Adele Annesi

Adele Annesi is an award-winning editor and writer for global Web content and print publications. She is an editor with the IT analysis firm Gartner, Inc., and has worked as a development editor for Scholastic Publishing. She is also a fiction and nonfiction book editor. As a press correspondent and columnist, Adele has written for newspapers, magazines, blogs and literary journals, including Hotmetalpress, and Trillium. She won Poetic Voices of America’s editor’s choice award, and presented the innovative "Art of Editing in Writing" workshop for the Ridgefield Writes 300th Anniversary program. A nominated member of Who’s Who in America and Who’s Who in American Women, Adele is at work on a novel and several short stories. Visit my blogs, Word for Words, and Writing Linx or, see me on Facebook or LinkedIn

A Cricket in Her Hair

It’s tempting to cut the odd bits of a story that don’t fit—a character’s idiosyncrasy, an unusual setting detail, an unexpected plot twist.
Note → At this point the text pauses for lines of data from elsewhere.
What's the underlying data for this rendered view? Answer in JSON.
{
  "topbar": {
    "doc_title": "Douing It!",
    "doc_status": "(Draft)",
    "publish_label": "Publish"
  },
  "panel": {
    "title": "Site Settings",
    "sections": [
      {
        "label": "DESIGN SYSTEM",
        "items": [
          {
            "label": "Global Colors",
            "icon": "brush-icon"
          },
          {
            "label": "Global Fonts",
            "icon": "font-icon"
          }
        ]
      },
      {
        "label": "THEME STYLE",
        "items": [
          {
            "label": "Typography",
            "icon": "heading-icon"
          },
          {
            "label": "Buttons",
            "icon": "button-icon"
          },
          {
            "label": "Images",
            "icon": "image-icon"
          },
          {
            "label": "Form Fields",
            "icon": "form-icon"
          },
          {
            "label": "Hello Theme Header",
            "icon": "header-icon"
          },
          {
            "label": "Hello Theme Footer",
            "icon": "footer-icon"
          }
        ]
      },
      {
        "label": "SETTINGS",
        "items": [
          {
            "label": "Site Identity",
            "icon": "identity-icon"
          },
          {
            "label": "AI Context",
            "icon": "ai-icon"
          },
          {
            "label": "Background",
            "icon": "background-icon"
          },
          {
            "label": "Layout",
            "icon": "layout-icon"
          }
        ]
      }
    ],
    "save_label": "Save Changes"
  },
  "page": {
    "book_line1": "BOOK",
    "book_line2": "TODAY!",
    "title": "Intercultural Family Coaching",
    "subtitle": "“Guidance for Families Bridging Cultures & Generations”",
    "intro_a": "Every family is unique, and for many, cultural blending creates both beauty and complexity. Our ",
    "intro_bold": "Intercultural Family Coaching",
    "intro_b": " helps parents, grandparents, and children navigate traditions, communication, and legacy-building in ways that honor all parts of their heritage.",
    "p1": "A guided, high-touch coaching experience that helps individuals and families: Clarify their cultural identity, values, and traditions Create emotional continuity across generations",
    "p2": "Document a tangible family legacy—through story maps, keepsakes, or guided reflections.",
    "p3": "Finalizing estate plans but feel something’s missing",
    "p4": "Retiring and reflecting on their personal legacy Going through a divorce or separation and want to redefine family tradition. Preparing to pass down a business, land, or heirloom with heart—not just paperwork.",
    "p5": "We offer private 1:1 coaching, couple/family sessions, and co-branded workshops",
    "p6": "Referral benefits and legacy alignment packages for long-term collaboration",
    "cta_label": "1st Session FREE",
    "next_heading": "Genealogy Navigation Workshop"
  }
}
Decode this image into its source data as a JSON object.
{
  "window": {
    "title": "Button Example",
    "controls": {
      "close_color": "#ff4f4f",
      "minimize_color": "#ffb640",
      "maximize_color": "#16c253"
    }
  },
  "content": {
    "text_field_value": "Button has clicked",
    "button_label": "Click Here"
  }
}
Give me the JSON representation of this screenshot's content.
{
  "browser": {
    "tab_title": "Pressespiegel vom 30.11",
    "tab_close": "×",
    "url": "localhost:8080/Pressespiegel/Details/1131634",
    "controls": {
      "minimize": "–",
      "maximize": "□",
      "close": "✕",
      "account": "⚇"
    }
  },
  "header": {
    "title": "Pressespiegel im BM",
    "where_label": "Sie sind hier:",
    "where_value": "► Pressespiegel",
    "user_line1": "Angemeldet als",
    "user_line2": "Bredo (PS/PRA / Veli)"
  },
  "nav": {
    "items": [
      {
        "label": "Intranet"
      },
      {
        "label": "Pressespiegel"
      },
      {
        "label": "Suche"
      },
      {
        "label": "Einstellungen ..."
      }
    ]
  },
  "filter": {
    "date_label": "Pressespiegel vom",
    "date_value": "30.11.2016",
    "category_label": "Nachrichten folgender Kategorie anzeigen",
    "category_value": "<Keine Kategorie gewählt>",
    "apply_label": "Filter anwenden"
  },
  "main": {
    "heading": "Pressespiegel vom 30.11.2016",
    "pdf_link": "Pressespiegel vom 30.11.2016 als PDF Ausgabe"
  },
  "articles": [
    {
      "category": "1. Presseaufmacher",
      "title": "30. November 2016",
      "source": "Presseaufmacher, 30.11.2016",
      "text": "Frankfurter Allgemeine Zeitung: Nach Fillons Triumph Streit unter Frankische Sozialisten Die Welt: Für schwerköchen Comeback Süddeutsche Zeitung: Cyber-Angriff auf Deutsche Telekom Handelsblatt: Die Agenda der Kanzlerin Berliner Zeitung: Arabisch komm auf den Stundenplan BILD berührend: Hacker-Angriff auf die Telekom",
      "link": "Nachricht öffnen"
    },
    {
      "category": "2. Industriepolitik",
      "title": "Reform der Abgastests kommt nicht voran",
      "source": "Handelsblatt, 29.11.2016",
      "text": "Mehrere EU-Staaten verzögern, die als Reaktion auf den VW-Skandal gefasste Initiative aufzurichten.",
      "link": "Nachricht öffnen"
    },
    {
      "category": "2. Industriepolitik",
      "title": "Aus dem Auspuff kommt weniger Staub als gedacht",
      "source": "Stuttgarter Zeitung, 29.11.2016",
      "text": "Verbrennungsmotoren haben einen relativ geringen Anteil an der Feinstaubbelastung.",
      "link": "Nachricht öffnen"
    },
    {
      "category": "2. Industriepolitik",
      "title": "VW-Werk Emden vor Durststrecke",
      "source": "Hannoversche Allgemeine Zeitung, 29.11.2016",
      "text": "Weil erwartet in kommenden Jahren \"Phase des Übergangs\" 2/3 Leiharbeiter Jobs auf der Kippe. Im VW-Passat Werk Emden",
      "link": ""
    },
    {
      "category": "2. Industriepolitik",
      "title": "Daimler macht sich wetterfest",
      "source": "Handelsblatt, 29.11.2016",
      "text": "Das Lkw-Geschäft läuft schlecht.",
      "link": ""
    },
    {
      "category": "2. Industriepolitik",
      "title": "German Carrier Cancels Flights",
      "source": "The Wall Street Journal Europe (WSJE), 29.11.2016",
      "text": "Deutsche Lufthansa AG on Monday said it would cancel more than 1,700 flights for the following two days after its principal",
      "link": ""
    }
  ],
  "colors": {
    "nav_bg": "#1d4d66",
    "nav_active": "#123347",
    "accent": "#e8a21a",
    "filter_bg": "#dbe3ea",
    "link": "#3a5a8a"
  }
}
Although seemingly strange facets of a story can distract without adding redeeming value, when they’re valid and handled well, they can enhance or deepen the story by enhancing or deepening an element—plot, character, or theme.

A couple of great examples of not cutting these seemingly out of place details appear in My Ántonia, a memoir-style novel published 1918 and among the best by American writer Willa Cather. In this poignant tale of immigrant families in rural Nebraska in the early nineteenth century, Cather didn’t shy away from the peculiarities of the time or the people who inhabited it. In one instance, she drew attention to sunflowers growing alongside a rural Nebraska roadway, even though they belong more in California or the fields of central Italy. The unexpected flowers, transplanted into a harsh climate where you wouldn’t expect them, were like the Bohemian and other immigrant families who settled in the area: out of place, enigmatic, exotic, not in small part because they weren’t where you’d expect them to be.

The brilliance is that the reader can’t help but feel the “out of place-ness” of the sunflowers. Even if you pass over them because you want to hurry on to something that feels more “in place,” it’s too late to ignore them. They’ve already registered on an emotional level. Why? Not just because it’s arresting to see sunflowers in the middle of nowhere, but because the families who were likewise transplanted brought unique aspects of themselves and their cultures into this “nowhere” place and took root there. Without these people and the world they brought with them, the area would have been comparatively desolate and unremarkable.

Maybe it’s partly true of the families, too. In their native Bohemia, in central Europe, they would have been few among many, small fish in a big pond. Now, the reader has a reason to remember them and respect them. Empathy instantly registers how hard it must have been for these people so far from home. In several dazzling strokes, like sunflowers in a barren place, the author restores a bit of dignity to them and their world. What a wonderful redemptive touch, without the heavy handedness of a hidden message.

Just as memorable is Cather’s description of Ántonia’s rescuing a cricket from certain death. Ántonia does this in an unusual way, though it’s not strange to her. She hides the cricket in her hair, under a scarf. Yet, the image is more than unusual; it’s arresting, uncomfortable for the reader, though not for Ántonia, a young girl at this point in the story. For her, the cricket was a reminder of home in the form of an old woman in Ántonia’s hometown to whom children flocked and called grandmother. By way of Cather’s skilled description and expert weaving of Ántonia’s choice to save the cricket by putting it in her hair, an oddity becomes a memory not only for Ántonia but also for us, another warm and instructive moment in an otherwise bleak Midwestern landscape.

Both the sunflowers and the cricket are important to Cather’s story because they reveal the humanity and identity of the German and Bohemian immigrants at a specific time in history, as well as their strangeness among other settlers, also immigrants once. These details show, without telling, the immigrants’ indispensable contributions to this part of the country just by being there.

Cather’s treatment of setting and character don’t necessarily mean that every quirky detail in our stories should be kept just because they’re quirky, or because we’ve grown fond of them. But the examples do make it easier to embrace quirks, and to discern whether they advance the story, and if so, how. This is where it’s important, from an editing perspective, to determine whether and when to cut. One way to know is to ask yourself if the unusual detail, character trait, setting description, or other quirk deepens the meaning of the story (theme), reveals something important about a main character, or moves the storyline (plot) forward. The key is to be honest with yourself when answering the question. If you’re not sure, mark the section with a note to work it out later—before you send it off to a literary magazine, a literary agent, or an editor.

One reason Cather’s descriptions worked so well was that each was instructive, revealing some truth, whether flattering or unflattering, and she didn’t shy away from these realities. Truth never does. Cather’s descriptions also worked because they’re timeless. We find ourselves again living in hardscrabble times; yet we’re not the first to do so. Nothing new is under the sun.